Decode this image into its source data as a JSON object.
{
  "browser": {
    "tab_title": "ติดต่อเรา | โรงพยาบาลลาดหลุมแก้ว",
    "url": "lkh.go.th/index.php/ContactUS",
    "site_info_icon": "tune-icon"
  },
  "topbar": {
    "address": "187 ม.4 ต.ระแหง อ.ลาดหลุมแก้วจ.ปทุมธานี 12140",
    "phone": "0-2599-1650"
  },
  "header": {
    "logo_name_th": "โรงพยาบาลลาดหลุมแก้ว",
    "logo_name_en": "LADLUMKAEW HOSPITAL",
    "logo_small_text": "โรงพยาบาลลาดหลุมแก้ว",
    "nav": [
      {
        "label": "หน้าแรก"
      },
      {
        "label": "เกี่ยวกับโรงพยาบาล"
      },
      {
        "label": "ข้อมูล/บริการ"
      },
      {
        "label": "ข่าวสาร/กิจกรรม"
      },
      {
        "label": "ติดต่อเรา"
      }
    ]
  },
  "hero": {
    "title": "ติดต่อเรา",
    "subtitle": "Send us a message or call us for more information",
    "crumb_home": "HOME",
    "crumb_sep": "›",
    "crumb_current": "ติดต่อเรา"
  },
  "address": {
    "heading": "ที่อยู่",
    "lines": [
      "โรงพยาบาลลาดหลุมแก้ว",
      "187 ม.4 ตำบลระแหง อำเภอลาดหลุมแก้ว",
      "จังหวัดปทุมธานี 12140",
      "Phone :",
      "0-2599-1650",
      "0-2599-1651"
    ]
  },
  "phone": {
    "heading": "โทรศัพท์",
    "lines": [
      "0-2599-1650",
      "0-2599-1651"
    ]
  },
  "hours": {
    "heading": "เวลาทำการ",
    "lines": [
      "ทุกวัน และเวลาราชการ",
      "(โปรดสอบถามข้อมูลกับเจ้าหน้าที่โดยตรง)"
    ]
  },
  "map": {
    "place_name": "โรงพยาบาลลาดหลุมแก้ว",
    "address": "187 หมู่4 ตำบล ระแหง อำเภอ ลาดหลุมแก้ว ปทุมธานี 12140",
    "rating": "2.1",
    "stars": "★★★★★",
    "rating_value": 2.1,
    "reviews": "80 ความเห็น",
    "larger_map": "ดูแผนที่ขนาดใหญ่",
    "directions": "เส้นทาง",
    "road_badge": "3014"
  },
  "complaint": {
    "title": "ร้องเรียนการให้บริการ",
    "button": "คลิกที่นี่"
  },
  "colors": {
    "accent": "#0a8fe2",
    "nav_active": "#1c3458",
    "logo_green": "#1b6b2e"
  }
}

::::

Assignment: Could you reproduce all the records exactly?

Task result:
Decode this image into its source data as a JSON object.
{
  "browser": {
    "tab_title": "ติดต่อเรา | โรงพยาบาลลาดหลุมแก้ว",
    "url": "lkh.go.th/index.php/ContactUS",
    "site_info_icon": "tune-icon"
  },
  "topbar": {
    "address": "187 ม.4 ต.ระแหง อ.ลาดหลุมแก้วจ.ปทุมธานี 12140",
    "phone": "0-2599-1650"
  },
  "header": {
    "logo_name_th": "โรงพยาบาลลาดหลุมแก้ว",
    "logo_name_en": "LADLUMKAEW HOSPITAL",
    "logo_small_text": "โรงพยาบาลลาดหลุมแก้ว",
    "nav": [
      {
        "label": "หน้าแรก"
      },
      {
        "label": "เกี่ยวกับโรงพยาบาล"
      },
      {
        "label": "ข้อมูล/บริการ"
      },
      {
        "label": "ข่าวสาร/กิจกรรม"
      },
      {
        "label": "ติดต่อเรา"
      }
    ]
  },
  "hero": {
    "title": "ติดต่อเรา",
    "subtitle": "Send us a message or call us for more information",
    "crumb_home": "HOME",
    "crumb_sep": "›",
    "crumb_current": "ติดต่อเรา"
  },
  "address": {
    "heading": "ที่อยู่",
    "lines": [
      "โรงพยาบาลลาดหลุมแก้ว",
      "187 ม.4 ตำบลระแหง อำเภอลาดหลุมแก้ว",
      "จังหวัดปทุมธานี 12140",
      "Phone :",
      "0-2599-1650",
      "0-2599-1651"
    ]
  },
  "phone": {
    "heading": "โทรศัพท์",
    "lines": [
      "0-2599-1650",
      "0-2599-1651"
    ]
  },
  "hours": {
    "heading": "เวลาทำการ",
    "lines": [
      "ทุกวัน และเวลาราชการ",
      "(โปรดสอบถามข้อมูลกับเจ้าหน้าที่โดยตรง)"
    ]
  },
  "map": {
    "place_name": "โรงพยาบาลลาดหลุมแก้ว",
    "address": "187 หมู่4 ตำบล ระแหง อำเภอ ลาดหลุมแก้ว ปทุมธานี 12140",
    "rating": "2.1",
    "stars": "★★★★★",
    "rating_value": 2.1,
    "reviews": "80 ความเห็น",
    "larger_map": "ดูแผนที่ขนาดใหญ่",
    "directions": "เส้นทาง",
    "road_badge": "3014"
  },
  "complaint": {
    "title": "ร้องเรียนการให้บริการ",
    "button": "คลิกที่นี่"
  },
  "colors": {
    "accent": "#0a8fe2",
    "nav_active": "#1c3458",
    "logo_green": "#1b6b2e"
  }
}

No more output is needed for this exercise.